To Die for Science

This week the weather has been pretty wild here in the USA, with dozens of people killed by tornados in the Oklahoma area. One of those killed is world renowned scientist Tim Samaras. He was killed alongside his son Paul and research assistant Carl Young as they were doing their rather dangerous job.

The Samaras Team

The Samaras Team, Tim, Paul and Carl Young

Samaras was a Severe Storms researcher, much of his funding coming from the National Geographic magazine. He might have just seemed like a storm geek to some, but his pioneering work has helped us to predict and understand these types of storms a lot better.

He and his team worked for decades on how to predict where and when tornados would form, so that they could race to the spot and leave their battery of measuring and photography equipment inside the storm.

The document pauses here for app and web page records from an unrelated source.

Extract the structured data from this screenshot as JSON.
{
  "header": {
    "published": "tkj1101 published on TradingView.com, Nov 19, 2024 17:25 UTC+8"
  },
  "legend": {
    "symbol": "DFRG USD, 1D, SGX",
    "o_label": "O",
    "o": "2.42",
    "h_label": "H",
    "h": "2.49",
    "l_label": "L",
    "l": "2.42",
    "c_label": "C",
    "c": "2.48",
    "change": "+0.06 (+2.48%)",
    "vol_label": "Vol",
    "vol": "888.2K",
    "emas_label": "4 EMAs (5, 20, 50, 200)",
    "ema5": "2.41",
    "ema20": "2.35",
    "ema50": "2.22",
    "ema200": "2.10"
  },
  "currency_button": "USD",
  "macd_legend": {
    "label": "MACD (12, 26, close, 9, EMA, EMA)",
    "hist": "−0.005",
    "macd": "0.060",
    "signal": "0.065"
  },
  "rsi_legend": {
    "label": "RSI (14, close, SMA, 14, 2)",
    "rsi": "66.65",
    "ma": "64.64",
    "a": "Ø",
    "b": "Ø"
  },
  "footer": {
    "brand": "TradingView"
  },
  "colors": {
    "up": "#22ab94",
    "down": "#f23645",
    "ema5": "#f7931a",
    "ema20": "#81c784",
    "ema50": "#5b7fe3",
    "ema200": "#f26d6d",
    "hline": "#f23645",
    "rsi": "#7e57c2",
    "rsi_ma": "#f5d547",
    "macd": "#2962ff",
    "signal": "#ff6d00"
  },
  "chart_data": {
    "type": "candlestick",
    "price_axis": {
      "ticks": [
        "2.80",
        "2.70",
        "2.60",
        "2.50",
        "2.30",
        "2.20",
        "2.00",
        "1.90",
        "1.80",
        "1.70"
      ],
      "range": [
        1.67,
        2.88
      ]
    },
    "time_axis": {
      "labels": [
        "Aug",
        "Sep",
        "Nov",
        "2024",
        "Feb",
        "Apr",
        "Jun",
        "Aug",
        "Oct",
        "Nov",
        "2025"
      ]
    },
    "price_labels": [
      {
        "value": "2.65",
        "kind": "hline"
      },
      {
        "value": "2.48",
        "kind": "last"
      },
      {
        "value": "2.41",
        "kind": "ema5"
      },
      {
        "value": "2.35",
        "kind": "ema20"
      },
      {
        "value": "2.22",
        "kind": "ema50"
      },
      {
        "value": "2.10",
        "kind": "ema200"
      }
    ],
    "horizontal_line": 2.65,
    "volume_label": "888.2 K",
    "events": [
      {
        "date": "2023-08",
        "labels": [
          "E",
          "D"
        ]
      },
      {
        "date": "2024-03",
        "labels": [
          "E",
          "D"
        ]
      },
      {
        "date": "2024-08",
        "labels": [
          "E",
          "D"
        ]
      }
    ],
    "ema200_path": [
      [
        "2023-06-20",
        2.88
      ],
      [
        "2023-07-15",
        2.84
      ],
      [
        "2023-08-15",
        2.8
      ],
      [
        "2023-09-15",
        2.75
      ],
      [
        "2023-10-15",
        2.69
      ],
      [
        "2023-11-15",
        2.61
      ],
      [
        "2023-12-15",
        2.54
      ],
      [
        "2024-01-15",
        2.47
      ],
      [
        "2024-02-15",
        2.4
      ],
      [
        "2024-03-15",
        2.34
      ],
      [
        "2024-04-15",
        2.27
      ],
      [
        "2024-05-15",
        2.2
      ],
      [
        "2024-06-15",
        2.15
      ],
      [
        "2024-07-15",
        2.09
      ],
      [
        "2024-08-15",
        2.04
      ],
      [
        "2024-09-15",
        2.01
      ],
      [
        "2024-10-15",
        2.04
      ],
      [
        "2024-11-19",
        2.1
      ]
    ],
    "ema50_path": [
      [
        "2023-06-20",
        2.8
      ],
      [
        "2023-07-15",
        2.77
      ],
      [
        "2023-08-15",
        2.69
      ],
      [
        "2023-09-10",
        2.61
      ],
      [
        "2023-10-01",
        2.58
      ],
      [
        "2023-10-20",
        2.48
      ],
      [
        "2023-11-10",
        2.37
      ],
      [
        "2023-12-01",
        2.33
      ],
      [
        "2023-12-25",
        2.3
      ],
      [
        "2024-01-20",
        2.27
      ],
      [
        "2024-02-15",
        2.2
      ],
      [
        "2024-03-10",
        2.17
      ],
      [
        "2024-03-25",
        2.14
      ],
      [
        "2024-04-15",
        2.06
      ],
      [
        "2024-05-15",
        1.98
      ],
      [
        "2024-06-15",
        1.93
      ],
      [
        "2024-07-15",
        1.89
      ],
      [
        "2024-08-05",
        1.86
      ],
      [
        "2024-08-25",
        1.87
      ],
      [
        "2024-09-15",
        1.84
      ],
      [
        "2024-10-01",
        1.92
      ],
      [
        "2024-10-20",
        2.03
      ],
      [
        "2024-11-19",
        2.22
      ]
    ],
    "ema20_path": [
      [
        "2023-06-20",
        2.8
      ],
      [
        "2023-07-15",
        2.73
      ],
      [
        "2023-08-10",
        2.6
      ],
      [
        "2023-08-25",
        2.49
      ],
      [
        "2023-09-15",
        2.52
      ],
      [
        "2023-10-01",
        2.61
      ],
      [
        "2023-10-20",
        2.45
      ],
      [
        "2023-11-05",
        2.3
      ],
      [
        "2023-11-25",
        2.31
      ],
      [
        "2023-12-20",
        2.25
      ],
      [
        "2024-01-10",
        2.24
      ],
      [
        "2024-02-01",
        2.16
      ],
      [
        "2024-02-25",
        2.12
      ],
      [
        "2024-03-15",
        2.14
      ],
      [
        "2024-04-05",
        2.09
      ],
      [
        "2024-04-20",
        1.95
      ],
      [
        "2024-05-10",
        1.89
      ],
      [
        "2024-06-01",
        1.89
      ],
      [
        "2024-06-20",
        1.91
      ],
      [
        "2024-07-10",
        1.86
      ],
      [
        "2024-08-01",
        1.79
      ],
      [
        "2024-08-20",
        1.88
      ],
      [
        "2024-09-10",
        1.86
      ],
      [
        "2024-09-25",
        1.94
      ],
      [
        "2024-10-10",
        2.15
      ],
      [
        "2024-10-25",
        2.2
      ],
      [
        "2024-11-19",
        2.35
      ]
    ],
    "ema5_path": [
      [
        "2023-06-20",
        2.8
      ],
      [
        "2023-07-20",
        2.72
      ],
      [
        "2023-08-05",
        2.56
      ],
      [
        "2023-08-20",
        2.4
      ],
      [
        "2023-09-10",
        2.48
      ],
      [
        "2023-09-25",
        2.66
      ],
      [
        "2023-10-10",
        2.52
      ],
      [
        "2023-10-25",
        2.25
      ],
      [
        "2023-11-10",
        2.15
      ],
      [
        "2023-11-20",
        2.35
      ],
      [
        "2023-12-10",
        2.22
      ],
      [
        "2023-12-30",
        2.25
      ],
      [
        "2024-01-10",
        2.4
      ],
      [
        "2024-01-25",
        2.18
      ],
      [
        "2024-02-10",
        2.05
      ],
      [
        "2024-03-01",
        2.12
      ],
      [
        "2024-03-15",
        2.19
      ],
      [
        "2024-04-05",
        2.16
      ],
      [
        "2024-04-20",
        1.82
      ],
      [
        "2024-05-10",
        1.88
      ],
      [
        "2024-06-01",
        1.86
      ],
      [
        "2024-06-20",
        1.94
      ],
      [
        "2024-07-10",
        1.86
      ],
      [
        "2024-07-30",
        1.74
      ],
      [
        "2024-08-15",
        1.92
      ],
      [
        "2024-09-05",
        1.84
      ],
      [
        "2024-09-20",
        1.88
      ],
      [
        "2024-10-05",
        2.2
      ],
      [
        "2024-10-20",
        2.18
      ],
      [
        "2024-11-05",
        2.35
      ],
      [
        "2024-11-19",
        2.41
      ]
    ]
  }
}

They developed a probe that took measurements within the tornado itself, helping forecasters to determine where storms may form and to give warnings to people living in its path. The new generation of this probe measures pressure drops within tornadoes, the very cause of the high winds that characterize these storms, alongside other data that can be used to determine the destructive capability of the storm.

The team has also pioneered storm photography, devising a high speed series of cameras that can take pictures from different angles inside the storm. His photography work around lightening has helped to push scientific understanding of the phenomena.

These were not some reckless guys driving around looking for danger as some might think, Samaras was a scientist, a meteorologist, an adventurer and an engineer. His team were experts in their field, highly educated and determined, and they will be sadly missed within their community.

Their approach seems to hark back to a day of science pioneers, Marie Curie dying of radiation sickness through her work on radiation therapy, or Jean-Francois De Rozier, the first ever air crash death as his balloon crashed to the ground in 1783.

The fruits of their research live on today though, as will those of Samaras and his team.

For more information about their work look up their TWISTEX Facebook page.